_EXERCISE REQUIREMENTS_
Find each line of the entries with the string "level", please, and copy it.

(Records from a collection)
*** Block opens ***

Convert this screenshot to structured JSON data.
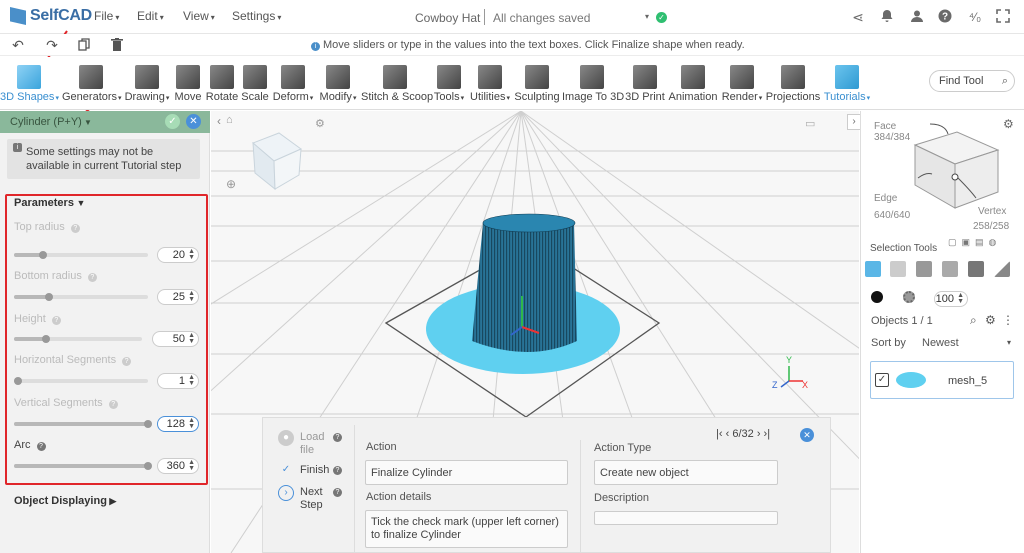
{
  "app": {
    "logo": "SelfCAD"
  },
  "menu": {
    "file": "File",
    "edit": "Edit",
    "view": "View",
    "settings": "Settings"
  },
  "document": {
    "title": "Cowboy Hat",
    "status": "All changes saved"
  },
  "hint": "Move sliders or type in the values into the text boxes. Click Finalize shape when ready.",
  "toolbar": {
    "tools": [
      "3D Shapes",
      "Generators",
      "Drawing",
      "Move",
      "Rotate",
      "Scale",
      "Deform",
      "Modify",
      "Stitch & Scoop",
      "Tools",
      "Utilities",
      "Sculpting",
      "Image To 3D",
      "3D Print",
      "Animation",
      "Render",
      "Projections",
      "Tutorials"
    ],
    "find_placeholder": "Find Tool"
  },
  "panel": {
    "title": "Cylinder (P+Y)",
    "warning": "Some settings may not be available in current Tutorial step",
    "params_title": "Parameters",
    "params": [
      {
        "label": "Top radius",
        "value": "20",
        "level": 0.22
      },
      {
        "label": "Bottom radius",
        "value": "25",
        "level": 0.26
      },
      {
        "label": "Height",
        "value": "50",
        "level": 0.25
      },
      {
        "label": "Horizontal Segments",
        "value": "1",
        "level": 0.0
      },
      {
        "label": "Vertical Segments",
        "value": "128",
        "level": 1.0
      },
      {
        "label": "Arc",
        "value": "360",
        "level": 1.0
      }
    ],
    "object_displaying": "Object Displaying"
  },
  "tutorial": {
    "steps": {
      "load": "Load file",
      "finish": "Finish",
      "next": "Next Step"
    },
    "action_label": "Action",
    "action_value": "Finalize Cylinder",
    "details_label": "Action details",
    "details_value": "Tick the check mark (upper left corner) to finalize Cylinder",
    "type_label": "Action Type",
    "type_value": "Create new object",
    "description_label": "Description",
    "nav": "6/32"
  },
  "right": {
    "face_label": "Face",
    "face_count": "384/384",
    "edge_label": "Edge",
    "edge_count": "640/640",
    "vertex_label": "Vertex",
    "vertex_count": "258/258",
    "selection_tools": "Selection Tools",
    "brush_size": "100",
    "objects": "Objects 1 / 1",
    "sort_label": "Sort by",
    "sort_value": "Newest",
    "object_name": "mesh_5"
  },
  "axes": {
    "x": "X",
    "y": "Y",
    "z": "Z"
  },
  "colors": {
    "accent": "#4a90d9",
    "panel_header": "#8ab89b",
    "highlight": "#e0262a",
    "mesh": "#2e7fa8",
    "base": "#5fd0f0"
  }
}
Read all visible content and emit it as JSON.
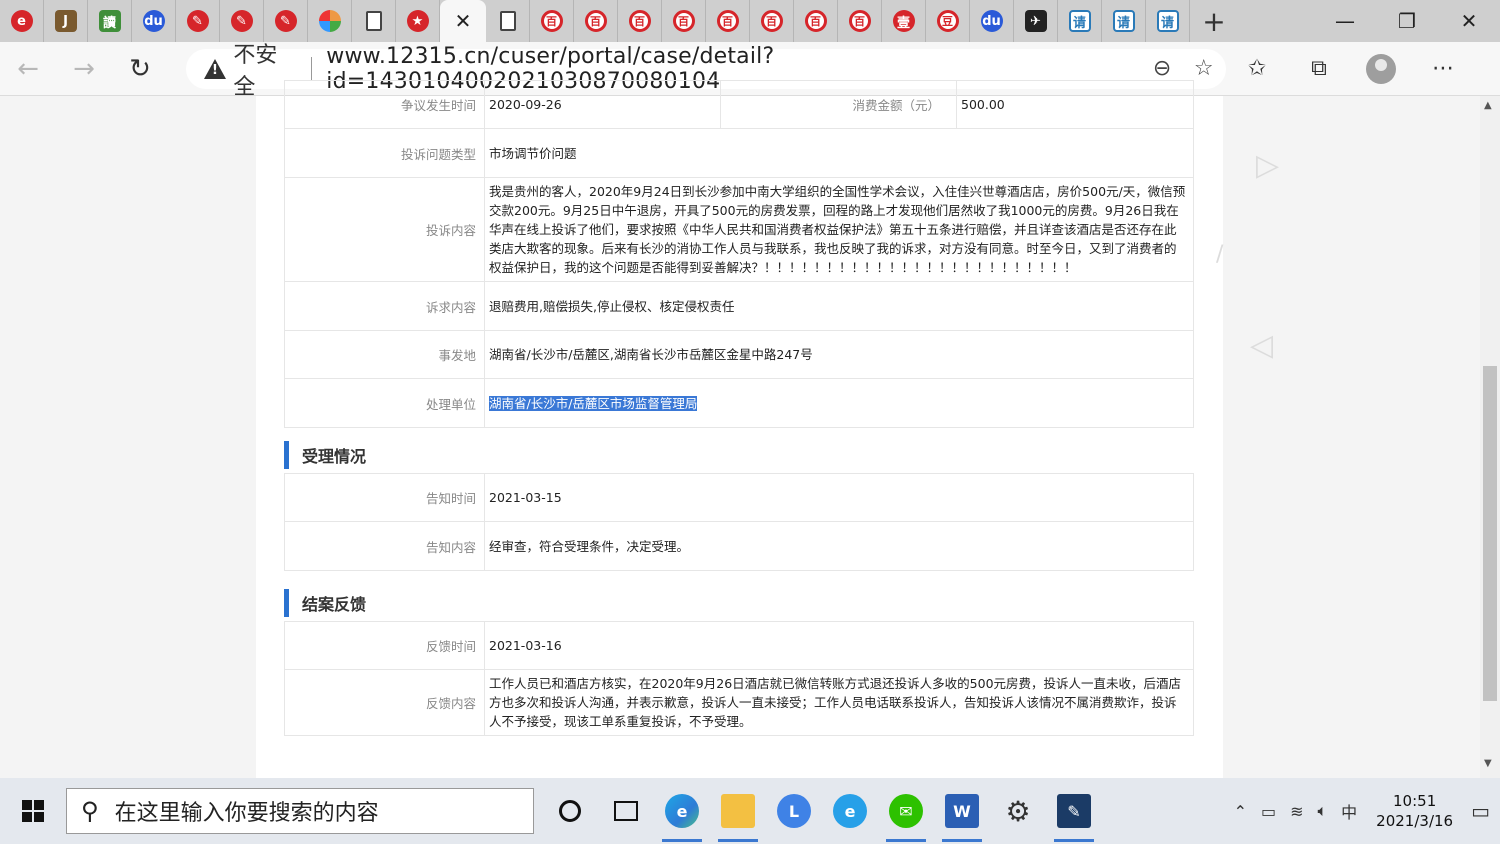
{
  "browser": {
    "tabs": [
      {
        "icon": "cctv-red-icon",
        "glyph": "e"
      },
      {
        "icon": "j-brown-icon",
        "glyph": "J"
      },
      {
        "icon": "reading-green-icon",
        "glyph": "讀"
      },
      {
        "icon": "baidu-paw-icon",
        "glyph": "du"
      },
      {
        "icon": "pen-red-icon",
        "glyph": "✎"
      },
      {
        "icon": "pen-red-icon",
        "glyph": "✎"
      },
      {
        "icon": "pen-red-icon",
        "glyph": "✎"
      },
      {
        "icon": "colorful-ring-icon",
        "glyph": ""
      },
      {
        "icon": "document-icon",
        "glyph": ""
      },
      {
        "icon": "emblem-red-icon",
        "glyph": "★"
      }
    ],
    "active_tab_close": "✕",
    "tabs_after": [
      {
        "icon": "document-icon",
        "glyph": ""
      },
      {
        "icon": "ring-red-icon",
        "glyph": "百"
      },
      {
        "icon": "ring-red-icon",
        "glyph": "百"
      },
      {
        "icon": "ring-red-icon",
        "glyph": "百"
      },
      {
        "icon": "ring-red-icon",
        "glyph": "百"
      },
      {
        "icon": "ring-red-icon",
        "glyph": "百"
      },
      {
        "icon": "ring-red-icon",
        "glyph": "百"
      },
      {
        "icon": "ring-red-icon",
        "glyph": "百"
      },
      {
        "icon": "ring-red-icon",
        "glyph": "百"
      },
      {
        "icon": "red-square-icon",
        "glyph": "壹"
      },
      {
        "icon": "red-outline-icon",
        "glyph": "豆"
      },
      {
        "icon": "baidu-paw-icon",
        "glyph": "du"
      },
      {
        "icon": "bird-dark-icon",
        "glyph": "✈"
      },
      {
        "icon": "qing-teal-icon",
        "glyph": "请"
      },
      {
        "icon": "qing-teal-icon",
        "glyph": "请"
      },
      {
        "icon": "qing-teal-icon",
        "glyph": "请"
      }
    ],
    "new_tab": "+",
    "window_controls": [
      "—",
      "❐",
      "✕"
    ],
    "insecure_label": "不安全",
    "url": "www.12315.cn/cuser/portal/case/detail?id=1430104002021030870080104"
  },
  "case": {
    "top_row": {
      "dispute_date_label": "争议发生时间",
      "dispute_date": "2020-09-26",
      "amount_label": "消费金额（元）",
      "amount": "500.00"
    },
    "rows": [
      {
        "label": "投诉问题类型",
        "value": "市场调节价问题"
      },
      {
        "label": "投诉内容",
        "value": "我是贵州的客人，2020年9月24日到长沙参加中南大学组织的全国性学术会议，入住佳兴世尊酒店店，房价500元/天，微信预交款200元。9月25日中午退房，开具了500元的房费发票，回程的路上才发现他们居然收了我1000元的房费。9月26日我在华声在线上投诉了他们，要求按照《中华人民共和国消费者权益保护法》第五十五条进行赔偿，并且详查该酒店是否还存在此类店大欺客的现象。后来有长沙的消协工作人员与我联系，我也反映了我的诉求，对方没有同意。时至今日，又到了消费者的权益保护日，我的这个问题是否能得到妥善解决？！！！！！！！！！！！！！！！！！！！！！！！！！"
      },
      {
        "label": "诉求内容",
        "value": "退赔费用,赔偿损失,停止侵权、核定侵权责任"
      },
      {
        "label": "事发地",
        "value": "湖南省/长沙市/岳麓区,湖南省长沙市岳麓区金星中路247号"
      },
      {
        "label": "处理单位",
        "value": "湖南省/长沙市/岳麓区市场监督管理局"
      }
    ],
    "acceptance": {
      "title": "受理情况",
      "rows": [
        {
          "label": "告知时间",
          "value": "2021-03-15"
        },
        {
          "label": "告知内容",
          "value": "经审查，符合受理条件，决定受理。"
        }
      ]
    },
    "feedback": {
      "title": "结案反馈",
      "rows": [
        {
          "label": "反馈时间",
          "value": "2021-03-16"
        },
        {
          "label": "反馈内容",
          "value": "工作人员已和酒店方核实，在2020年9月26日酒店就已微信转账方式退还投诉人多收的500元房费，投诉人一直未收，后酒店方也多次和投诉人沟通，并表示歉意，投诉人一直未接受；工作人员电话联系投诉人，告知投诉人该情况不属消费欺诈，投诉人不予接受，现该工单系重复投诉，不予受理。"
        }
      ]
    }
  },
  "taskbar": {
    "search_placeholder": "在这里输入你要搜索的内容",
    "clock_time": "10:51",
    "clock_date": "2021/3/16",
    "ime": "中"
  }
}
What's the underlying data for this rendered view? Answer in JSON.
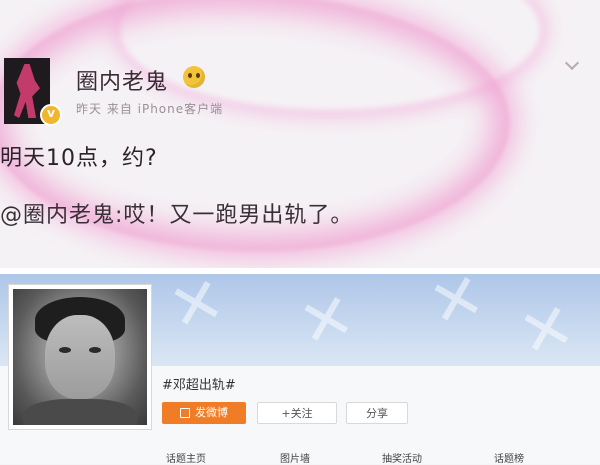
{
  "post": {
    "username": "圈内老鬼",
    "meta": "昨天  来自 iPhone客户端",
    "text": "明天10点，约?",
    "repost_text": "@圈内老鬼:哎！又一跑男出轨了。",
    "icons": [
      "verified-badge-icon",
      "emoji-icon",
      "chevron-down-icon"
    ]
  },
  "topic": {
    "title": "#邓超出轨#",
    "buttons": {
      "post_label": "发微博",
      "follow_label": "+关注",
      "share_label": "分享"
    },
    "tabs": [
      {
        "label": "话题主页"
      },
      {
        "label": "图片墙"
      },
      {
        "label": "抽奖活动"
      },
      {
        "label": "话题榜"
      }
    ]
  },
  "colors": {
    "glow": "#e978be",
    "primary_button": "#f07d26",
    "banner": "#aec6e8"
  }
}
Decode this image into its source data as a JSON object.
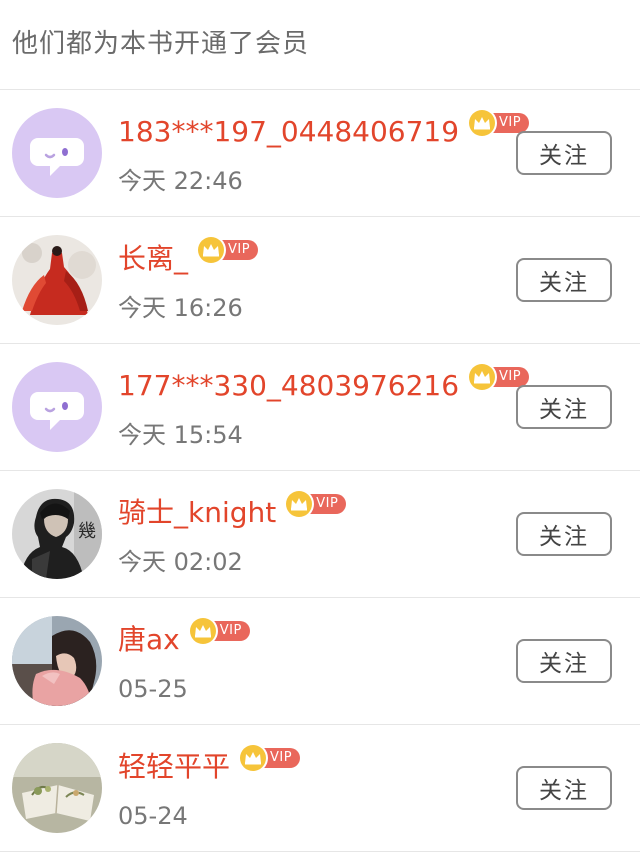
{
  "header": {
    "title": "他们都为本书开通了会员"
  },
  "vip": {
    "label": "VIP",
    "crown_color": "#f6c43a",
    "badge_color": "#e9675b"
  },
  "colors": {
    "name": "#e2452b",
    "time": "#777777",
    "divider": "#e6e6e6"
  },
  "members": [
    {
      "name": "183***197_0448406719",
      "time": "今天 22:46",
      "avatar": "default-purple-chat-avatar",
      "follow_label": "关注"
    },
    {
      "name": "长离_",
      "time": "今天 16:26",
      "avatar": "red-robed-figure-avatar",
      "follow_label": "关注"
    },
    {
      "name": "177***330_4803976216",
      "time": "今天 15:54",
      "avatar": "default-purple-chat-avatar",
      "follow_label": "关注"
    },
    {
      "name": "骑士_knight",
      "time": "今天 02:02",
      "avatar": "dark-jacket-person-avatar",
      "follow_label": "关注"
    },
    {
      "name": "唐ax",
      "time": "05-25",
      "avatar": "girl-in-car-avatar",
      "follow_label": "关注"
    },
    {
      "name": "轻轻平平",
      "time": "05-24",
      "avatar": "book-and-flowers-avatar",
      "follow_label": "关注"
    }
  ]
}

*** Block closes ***

_TASK OUTPUT_
        "level": 0.22
        "level": 0.26
        "level": 0.25
        "level": 0.0
        "level": 1.0
        "level": 1.0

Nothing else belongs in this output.